Patin reports that there are roughly 200 Americans who have either entered or attempted to enter Syria and Iraq in efforts to battle ISIS. Of those, at least 108 have spent time the region and enlisted in the various militias and armed groups that are fighting ISIS. Based on open sources, Patin claims that at least two thirds of the Americans fighting ISIS have previously served in the US Armed Forces, mostly in the Marine Corps and Army. Almost all of them are in their 20s and 30s and one of them is female. The majority have spent between one and four months on the battlefield in Iraq, Syria, or both. However, almost a third had little or no military experience prior to joining the war against ISIS. They included Keith Broomfield, 36, who died earlier this year while fighting ISIS in Kobani, Syria.

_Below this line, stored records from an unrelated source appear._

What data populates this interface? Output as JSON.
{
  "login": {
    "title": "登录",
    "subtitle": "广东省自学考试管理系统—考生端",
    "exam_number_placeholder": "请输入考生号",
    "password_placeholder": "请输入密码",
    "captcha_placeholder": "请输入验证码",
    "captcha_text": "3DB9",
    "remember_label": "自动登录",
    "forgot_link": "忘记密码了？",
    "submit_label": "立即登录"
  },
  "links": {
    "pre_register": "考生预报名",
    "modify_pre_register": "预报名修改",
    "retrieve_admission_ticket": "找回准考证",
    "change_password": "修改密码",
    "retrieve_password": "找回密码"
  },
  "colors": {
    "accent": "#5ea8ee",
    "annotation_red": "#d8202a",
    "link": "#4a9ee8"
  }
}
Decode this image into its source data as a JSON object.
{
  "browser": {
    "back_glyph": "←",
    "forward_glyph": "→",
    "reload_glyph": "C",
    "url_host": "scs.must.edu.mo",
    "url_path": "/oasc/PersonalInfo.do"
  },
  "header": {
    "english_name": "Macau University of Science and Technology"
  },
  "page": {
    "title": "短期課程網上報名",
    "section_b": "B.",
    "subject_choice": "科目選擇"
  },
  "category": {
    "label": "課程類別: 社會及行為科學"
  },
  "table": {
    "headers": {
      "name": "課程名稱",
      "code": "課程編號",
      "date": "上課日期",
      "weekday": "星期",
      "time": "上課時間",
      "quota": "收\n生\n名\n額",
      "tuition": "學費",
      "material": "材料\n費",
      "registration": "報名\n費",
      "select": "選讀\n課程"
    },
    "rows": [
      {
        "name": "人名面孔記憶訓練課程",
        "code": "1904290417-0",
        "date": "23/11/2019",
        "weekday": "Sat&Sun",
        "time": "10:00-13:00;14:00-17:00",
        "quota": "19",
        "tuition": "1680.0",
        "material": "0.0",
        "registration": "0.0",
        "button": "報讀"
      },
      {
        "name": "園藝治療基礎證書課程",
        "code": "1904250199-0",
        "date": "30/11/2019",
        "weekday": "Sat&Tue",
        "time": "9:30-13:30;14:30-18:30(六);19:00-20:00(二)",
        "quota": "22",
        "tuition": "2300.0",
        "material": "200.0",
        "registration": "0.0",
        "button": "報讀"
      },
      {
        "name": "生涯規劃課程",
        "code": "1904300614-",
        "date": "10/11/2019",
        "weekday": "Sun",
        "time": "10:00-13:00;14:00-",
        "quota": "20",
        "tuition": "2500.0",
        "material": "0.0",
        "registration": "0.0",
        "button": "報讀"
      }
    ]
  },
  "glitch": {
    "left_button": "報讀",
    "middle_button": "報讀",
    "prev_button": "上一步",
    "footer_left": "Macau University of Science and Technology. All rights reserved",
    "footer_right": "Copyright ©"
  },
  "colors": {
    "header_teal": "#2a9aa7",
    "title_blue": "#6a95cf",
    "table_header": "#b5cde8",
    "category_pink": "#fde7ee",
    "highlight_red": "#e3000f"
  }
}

Almost half of the Americans tracked by Patin have fought for the People’s Protection Units (YPG), a Kurdish group that serves as the armed wing of the Kurdistan Workers’ Party (PKK) in northern Syria. Others have enlisted in the peshmerga forces of the Patriotic Union of Kurdistan (PUK) in Iraq, as well as in an assortment of Christian militias, including the Nineveh Plains Protection Units and the Dwekh Nawsha. There are major questions about the legality of the American volunteers’ actions, according to American law. The US Department of State does not include the YPG or the PUK in its official list of foreign terrorist organizations. But the PKK, which cooperates with both groups, is designated by Washington as a terrorist outfit. It is important to note, however that the Bellingcat study does not cover the legality of the American volunteers’ actions in Iraq and Syria. Finally, it is worth pointing out that almost nothing is known about several hundred Westerners from countries other than the US, who are also fighting against ISIS in the region. They include citizens of Finland, Greece, Italy, Spain, Sweden, Switzerland, and many other countries.

Author: Joseph Fitsanakis | Date: 28 December 2015 | Permalink